Sauteing onions for Kadinbudu Kofte (Lady's Thighs Meatballs)
During my recent trip to Turkey, I spent a day at the Istanbul Culinary Institute. At the outset, my intention was to share some stories and photographs with you, and encourage you to check it out the next time you're in Istanbul. Then yesterday, when I was thinking about why I started this website, something more meaningful came to my mind, and as I sorted through the photographs and the ideas I'd jotted down in my notebook that day, it became clear.
The most spirited images I had were the ones that showed how joyful this process is of learning to cook. The class was intimate, barely ten students, all women. There was laughter and focus. I even saw one little tear fall.

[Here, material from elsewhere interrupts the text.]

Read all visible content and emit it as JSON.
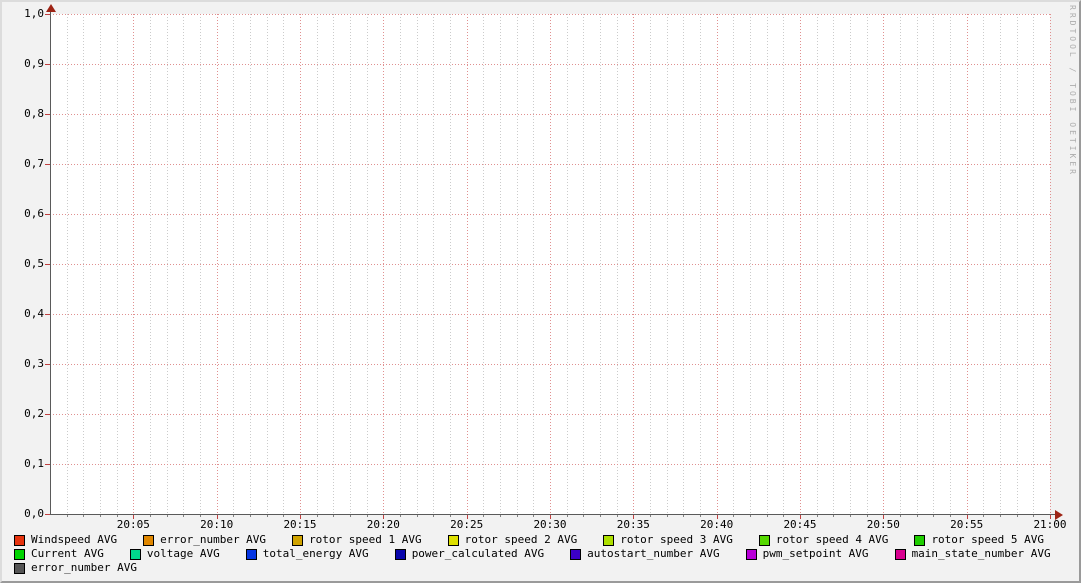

The setting was familiar — I too went to culinary school — but as I looked deeper, I saw that the setting was one we have all experienced; it is the kitchen. The warm, fragrant place where we make the food that feeds us, and if we're lucky, someone occasionally shows us the best way to peel an apple or dredge a piece of meat.

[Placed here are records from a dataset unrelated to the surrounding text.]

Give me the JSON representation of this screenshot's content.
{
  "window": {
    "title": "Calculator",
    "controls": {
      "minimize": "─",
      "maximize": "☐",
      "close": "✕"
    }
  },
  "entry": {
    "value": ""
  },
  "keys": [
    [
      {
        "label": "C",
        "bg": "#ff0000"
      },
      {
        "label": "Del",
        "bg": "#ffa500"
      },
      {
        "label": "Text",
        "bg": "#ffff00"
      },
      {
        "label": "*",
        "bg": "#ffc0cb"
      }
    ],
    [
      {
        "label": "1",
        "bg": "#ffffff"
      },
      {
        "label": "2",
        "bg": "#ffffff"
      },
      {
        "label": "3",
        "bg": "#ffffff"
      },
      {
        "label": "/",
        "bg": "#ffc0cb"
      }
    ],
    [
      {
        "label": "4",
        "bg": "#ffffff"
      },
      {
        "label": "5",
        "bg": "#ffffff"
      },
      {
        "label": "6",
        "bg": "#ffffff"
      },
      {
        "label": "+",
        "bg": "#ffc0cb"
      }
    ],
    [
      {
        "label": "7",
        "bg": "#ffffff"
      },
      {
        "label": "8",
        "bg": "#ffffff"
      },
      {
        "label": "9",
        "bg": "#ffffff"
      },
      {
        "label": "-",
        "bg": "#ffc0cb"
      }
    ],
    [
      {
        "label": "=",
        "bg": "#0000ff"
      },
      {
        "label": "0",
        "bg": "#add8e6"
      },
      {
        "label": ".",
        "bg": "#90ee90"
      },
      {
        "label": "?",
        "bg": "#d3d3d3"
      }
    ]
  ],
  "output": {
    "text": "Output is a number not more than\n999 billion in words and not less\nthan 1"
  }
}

What this place really evoked in me is not an urge to encourage you to sign up for a class there (though if you are in Istanbul you must at least have a meal in their restaurant), but rather, a desire to talk about how we learn to cook.
I bristle when I hear the term "self-taught cook" because while I know not everyone has attended culinary school, and that this may in fact be an advantage, no one learns to cook in isolation. It's impossible. Even if you cook for yourself only, you interact with your community; your grocer, farmer, the neighbor who smells it happening, the co-worker who watches you eat the leftovers.

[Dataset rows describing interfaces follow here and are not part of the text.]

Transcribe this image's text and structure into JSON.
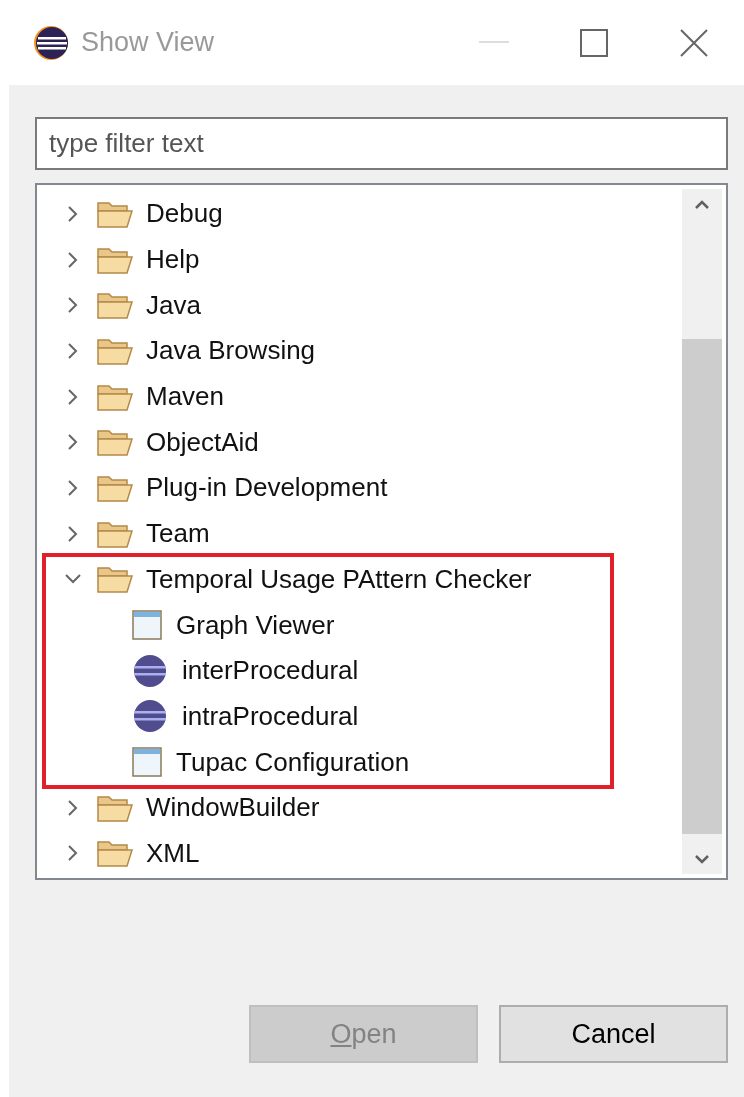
{
  "window": {
    "title": "Show View",
    "active": false
  },
  "filter": {
    "placeholder": "type filter text"
  },
  "tree": [
    {
      "label": "Debug",
      "expanded": false,
      "highlighted": false
    },
    {
      "label": "Help",
      "expanded": false,
      "highlighted": false
    },
    {
      "label": "Java",
      "expanded": false,
      "highlighted": false
    },
    {
      "label": "Java Browsing",
      "expanded": false,
      "highlighted": false
    },
    {
      "label": "Maven",
      "expanded": false,
      "highlighted": false
    },
    {
      "label": "ObjectAid",
      "expanded": false,
      "highlighted": false
    },
    {
      "label": "Plug-in Development",
      "expanded": false,
      "highlighted": false
    },
    {
      "label": "Team",
      "expanded": false,
      "highlighted": false
    },
    {
      "label": "Temporal Usage PAttern Checker",
      "expanded": true,
      "highlighted": true,
      "children": [
        {
          "label": "Graph Viewer",
          "kind": "view"
        },
        {
          "label": "interProcedural",
          "kind": "eclipse"
        },
        {
          "label": "intraProcedural",
          "kind": "eclipse"
        },
        {
          "label": "Tupac Configuration",
          "kind": "view"
        }
      ]
    },
    {
      "label": "WindowBuilder",
      "expanded": false,
      "highlighted": false
    },
    {
      "label": "XML",
      "expanded": false,
      "highlighted": false
    }
  ],
  "buttons": [
    {
      "label": "Open",
      "disabled": true,
      "mnemonic": true
    },
    {
      "label": "Cancel",
      "disabled": false,
      "mnemonic": false
    }
  ]
}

When I think of all the places we learn to cook, the common denominator is community. Often it starts in our childhood kitchens. Grandparents are sometimes there, too. Then we make our way into adulthood figuring out how to fill our growing bellies. Then maybe we wise-up and start looking at the quality and quantity of our food. Maybe we take a class or two, start reading more cookbooks in bed, browsing online resources and subscribing to magazines.
The heart of the action happens when we cook with others, and that's the spirit I felt during my day at this school. It wasn't the terminology or the chef's coats that made it a learning experience. It was the way the women shared it together.
For those of you learning to cook at home, know that when you have someone to dinner, and you talk about the food, the learning grows exponentially. That's what happens when we gather together to eat.
I should note that I was especially excited to visit the Istanbul Culinary Institute because the intro came through one of our writers, Leela Cyd Ross (who wrote about her time at the Institute in the post she wrote as a try-out for the job) and because it promised to be a very local, tourist-free experience. And it was. So if you do find yourself in Istanbul, I encourage you to take one of their one-day classes, or at least have a meal in their restaurant.
(Images: Sara Kate Gillingham-Ryan)